A Spurt in Mob Lynchings of Minorities in Assam
Assam has seen a sudden spurt of mob lynchings that all follow the same design and pattern. On the same day that Saddam was lynched, a Christian man in Assam’s Goalpara was killed on suspicion of being a thief. In the month of August alone, four incidents of mob lynching occurred, including the killing of Hifzur Rahman.
These cases have sounded the alarm for Assamese rights groups and concern the state’s Muslim minority, particularly ethnic Bengali Muslims, who frequently face persecution from the state and other rightwing groups in its long-running crusade to weed out “illegal immigrants” — a term synonymous with Bengali Muslims — in order to protect the interests of the indigenous Assamese population.
Activists Blame Police Inaction for Rising Lynchings in Assam
Commenting on the lynchings, Director General of Police G P Singh told The Indian Express that the police have been instructed to take action as per law in such cases irrespective of caste, creed, and religion. “I’ve given instructions on social media platforms as well so that the public has confidence that police leadership does not condone such activities and take lawful action in all such cases,” he said.
However, Gauhati High Court Advocate Imtiyaz Ahmed, who is also the secretary of the All Assam Minority Student Union (AAMSU), blamed the current spate of mob lynchings on the police force’s inaction.
For the families of Hifzur and Saddam, their prayer is that justice will be served. “I want justice and nothing else,” Zaida sobbed from behind the curtain at her home.

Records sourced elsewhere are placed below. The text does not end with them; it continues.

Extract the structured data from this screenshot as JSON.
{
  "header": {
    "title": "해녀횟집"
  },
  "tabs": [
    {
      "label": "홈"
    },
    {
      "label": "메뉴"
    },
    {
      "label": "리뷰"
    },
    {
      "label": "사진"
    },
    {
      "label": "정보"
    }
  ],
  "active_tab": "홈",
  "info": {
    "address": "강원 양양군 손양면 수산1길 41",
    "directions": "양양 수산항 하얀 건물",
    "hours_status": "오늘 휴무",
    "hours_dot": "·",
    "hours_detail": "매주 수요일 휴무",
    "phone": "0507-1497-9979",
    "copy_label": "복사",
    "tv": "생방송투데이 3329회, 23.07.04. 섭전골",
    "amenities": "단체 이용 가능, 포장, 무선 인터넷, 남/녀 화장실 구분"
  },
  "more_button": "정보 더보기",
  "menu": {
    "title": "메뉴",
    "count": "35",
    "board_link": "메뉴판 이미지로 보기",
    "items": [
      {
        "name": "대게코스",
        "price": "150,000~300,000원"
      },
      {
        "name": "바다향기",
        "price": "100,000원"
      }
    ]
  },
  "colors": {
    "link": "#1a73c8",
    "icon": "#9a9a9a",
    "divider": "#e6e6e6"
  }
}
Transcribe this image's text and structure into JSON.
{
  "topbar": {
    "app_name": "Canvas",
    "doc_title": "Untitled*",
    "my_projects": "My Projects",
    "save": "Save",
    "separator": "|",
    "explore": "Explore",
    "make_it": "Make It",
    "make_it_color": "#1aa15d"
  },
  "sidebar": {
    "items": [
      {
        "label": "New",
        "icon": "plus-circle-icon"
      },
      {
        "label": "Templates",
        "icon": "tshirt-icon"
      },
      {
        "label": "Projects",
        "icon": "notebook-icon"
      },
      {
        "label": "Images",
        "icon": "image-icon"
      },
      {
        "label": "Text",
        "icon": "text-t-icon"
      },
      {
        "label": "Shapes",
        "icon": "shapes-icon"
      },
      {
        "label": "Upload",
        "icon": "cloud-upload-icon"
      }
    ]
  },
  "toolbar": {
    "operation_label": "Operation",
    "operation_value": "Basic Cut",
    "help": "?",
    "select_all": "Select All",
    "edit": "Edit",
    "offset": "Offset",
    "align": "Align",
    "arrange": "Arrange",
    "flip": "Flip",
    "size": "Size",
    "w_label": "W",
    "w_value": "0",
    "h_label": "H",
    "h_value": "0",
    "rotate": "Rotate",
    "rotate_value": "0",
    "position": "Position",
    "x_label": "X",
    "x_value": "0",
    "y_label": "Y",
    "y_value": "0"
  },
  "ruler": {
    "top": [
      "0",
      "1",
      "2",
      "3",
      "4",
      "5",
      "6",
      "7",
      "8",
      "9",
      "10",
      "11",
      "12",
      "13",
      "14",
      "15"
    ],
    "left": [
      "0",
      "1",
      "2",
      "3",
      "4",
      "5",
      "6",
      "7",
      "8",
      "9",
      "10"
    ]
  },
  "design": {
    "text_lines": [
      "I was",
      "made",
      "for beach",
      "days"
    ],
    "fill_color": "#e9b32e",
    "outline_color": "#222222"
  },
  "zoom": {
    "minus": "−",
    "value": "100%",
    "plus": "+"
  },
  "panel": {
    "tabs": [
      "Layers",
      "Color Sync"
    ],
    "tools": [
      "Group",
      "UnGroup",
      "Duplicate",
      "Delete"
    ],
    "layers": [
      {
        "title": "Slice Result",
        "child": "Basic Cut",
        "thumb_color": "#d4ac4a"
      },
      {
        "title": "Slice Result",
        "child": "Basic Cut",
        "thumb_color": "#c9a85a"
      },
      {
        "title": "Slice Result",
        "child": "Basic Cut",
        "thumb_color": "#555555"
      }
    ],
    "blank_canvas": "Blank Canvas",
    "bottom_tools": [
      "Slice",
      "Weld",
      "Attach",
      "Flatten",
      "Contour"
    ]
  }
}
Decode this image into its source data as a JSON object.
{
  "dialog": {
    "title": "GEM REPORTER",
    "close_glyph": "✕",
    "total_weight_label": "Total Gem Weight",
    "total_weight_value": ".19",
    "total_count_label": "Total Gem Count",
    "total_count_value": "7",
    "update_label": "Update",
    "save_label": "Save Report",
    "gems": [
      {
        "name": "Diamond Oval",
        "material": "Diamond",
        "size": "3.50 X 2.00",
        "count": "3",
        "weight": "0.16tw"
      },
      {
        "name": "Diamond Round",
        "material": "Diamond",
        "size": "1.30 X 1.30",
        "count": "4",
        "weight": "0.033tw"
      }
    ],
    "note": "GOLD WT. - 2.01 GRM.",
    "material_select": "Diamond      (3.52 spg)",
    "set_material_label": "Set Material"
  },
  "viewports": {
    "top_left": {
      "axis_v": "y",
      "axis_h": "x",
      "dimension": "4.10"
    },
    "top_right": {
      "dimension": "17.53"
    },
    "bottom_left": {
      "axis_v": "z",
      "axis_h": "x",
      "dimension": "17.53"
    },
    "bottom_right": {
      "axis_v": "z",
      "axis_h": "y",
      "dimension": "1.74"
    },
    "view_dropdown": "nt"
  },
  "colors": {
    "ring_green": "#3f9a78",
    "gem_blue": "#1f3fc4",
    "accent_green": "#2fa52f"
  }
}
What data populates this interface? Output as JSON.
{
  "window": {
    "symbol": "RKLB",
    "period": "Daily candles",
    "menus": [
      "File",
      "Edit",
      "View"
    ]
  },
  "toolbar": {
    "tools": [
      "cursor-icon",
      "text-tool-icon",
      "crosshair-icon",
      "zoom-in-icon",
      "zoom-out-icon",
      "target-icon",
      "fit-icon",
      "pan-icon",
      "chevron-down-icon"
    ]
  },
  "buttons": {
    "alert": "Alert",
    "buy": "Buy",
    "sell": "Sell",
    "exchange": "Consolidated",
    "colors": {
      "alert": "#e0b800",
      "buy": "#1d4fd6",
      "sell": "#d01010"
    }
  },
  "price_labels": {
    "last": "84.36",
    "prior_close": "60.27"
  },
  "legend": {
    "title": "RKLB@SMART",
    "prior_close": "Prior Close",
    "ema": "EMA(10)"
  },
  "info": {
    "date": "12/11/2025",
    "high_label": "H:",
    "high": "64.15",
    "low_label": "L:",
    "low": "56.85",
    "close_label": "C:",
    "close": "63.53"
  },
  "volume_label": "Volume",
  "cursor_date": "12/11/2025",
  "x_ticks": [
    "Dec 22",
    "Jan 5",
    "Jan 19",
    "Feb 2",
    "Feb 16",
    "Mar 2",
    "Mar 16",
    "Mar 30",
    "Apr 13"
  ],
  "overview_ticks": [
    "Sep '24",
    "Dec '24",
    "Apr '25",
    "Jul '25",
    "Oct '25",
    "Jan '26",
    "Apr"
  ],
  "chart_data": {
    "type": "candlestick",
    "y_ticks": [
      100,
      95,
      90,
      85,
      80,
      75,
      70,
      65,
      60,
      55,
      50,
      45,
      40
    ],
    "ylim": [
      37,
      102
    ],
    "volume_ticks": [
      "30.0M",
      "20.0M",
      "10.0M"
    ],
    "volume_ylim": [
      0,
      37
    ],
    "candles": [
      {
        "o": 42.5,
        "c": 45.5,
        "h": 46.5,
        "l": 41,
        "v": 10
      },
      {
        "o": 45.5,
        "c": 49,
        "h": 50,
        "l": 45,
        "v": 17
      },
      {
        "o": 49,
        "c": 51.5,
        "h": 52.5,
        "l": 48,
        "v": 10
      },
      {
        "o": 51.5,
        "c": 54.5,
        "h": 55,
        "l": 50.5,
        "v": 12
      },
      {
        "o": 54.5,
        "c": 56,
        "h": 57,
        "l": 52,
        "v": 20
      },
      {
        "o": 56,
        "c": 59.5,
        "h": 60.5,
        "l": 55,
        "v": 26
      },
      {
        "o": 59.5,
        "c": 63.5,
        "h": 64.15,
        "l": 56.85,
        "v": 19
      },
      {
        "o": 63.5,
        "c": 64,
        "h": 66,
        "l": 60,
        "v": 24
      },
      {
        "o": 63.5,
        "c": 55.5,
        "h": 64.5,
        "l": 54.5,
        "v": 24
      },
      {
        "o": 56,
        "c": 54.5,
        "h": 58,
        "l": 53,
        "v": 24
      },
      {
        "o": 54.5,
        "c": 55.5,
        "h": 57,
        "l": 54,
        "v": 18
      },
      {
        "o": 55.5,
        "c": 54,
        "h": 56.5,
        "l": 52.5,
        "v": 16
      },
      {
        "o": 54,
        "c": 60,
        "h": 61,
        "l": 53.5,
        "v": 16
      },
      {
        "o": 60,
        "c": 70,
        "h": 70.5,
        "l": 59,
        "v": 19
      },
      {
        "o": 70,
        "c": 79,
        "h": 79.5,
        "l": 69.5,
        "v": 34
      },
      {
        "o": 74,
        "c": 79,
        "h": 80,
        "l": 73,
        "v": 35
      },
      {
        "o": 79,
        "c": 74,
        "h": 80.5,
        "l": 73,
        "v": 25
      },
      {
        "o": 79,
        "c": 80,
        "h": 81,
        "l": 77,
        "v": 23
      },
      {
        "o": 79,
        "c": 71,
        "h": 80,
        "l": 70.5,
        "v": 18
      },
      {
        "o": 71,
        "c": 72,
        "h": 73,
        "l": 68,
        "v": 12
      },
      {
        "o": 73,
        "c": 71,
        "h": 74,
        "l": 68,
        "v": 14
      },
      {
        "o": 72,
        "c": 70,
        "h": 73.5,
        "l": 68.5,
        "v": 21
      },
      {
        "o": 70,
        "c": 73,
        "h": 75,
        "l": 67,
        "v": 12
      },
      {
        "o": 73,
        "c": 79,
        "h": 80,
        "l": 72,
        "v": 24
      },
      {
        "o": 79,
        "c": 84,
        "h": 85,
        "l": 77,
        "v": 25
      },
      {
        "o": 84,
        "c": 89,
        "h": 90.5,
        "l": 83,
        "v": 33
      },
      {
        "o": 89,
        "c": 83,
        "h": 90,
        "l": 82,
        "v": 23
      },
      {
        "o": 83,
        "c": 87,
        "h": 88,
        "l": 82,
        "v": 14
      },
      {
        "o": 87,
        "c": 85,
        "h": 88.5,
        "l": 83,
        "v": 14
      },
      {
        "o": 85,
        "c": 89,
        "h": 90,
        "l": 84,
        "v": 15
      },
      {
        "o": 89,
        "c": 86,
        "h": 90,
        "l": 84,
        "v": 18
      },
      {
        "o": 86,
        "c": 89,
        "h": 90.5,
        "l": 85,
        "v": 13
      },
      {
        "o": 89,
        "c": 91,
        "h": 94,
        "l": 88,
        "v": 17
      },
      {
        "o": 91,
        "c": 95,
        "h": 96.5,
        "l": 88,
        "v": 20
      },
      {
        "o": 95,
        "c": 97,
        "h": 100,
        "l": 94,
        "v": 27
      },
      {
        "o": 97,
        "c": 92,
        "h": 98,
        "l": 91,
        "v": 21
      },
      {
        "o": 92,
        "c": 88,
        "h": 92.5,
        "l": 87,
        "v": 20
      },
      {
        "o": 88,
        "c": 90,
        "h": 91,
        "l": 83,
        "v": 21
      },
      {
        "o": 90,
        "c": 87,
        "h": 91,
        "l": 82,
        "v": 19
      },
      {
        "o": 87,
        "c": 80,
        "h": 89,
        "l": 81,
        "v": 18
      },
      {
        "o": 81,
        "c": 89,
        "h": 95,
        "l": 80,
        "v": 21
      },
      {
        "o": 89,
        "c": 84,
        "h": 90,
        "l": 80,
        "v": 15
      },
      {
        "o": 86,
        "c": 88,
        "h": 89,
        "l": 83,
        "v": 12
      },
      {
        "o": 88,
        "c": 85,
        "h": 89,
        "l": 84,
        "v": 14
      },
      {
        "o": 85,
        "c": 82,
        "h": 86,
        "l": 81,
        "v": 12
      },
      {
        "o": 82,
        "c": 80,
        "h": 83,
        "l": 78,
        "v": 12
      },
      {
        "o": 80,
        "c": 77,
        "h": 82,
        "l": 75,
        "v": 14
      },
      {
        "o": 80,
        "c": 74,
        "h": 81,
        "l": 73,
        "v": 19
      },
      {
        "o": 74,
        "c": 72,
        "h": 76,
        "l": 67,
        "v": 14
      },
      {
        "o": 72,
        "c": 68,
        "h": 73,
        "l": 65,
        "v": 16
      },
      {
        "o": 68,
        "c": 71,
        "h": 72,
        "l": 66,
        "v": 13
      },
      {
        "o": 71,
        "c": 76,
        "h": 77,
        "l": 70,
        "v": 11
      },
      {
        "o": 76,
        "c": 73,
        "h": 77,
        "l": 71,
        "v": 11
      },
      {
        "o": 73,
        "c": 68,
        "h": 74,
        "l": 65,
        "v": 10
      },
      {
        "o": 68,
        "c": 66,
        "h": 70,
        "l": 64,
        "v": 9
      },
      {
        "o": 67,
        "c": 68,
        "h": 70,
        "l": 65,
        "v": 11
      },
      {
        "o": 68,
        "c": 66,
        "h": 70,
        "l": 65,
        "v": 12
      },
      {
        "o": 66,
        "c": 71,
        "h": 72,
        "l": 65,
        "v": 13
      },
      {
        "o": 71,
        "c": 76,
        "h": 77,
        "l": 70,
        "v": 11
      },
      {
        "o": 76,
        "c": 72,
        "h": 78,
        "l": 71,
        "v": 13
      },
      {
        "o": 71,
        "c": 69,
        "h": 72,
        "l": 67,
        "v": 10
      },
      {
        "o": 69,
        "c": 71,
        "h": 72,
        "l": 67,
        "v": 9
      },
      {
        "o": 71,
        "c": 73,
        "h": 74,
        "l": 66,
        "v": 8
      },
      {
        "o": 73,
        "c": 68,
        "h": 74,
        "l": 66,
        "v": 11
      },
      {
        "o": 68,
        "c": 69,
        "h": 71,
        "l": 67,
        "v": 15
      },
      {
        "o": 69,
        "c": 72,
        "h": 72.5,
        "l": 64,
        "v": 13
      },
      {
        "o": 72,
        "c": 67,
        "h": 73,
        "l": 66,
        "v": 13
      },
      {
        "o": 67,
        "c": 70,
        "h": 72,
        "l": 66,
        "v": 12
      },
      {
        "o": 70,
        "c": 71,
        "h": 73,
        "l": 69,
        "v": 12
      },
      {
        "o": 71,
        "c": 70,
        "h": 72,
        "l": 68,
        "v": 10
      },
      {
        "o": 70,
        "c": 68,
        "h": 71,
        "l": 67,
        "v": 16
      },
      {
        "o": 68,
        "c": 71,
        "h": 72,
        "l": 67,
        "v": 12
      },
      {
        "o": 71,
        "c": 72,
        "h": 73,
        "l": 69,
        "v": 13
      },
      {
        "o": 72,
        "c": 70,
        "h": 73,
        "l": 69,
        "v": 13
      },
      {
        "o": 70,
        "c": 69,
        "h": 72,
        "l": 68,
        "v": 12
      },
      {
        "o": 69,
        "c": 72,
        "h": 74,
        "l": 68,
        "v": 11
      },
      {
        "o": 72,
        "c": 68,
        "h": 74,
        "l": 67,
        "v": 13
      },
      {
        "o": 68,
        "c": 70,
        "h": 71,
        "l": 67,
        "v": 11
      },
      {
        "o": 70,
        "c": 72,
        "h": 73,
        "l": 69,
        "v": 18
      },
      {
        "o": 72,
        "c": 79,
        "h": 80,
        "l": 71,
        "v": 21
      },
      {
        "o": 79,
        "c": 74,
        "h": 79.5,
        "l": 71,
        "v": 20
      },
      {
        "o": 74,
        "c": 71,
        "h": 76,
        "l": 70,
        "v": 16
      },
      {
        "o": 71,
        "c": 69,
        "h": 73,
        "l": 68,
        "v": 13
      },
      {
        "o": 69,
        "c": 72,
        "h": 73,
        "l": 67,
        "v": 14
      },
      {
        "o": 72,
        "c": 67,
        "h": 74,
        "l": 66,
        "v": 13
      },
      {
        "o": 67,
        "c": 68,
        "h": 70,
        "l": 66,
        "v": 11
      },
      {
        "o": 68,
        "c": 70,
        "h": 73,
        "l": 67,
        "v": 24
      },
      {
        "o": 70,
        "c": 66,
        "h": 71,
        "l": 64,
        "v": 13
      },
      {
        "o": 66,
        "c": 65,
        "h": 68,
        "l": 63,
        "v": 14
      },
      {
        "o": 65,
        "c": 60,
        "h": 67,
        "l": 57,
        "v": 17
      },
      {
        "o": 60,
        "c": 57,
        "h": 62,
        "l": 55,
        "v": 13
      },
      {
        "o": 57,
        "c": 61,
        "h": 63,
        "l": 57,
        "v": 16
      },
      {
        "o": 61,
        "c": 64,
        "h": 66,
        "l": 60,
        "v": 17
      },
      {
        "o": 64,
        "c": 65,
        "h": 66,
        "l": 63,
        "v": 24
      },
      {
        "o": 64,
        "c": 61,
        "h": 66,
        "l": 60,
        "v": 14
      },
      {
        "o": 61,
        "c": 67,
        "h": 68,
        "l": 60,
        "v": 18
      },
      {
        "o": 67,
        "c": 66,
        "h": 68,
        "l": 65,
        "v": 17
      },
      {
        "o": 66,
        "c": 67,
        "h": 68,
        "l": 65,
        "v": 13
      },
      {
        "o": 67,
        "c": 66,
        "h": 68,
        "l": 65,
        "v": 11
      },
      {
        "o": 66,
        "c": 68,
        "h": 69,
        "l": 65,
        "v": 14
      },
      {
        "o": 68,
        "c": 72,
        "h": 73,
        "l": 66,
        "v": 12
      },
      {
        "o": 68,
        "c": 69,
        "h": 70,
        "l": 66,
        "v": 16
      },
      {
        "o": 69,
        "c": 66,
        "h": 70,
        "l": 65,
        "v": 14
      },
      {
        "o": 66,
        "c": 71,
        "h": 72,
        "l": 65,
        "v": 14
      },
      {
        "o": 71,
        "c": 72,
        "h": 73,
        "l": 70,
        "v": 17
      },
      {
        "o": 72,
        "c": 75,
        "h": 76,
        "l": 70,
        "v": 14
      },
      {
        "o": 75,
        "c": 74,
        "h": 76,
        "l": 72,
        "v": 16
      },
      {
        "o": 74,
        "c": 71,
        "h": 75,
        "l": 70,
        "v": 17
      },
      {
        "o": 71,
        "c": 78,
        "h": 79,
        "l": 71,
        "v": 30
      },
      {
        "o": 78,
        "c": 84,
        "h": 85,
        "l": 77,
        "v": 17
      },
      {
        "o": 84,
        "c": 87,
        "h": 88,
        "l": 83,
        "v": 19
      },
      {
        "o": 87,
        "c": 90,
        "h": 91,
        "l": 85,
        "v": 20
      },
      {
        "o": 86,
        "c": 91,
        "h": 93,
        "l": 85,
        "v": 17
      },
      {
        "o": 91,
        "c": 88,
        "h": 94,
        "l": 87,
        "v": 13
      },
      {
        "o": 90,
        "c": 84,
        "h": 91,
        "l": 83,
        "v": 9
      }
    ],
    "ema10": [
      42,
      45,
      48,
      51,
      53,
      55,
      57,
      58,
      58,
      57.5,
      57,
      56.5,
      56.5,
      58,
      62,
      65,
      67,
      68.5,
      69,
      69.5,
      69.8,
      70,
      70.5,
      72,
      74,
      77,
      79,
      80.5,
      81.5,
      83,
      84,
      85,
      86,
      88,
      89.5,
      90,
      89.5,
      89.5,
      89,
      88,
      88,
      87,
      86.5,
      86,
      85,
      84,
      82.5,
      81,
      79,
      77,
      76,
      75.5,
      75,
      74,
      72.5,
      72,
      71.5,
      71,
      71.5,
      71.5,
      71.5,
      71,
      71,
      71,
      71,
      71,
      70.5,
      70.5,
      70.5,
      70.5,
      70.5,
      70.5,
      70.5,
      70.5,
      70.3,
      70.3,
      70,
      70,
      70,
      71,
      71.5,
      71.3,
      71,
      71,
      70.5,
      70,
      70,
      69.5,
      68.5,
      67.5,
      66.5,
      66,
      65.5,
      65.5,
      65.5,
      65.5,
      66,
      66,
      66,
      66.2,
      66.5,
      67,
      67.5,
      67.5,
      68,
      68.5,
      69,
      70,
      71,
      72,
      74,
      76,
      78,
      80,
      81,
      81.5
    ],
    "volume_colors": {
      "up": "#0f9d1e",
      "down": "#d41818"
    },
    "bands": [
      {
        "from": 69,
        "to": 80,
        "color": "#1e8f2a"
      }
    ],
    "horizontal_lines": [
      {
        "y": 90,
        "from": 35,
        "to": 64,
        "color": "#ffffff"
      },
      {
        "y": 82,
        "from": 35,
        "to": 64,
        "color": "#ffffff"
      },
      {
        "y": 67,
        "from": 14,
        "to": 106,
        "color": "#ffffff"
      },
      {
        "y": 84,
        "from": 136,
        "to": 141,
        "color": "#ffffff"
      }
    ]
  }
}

Arshad Ahmed is an independent reporter based in Assam, India.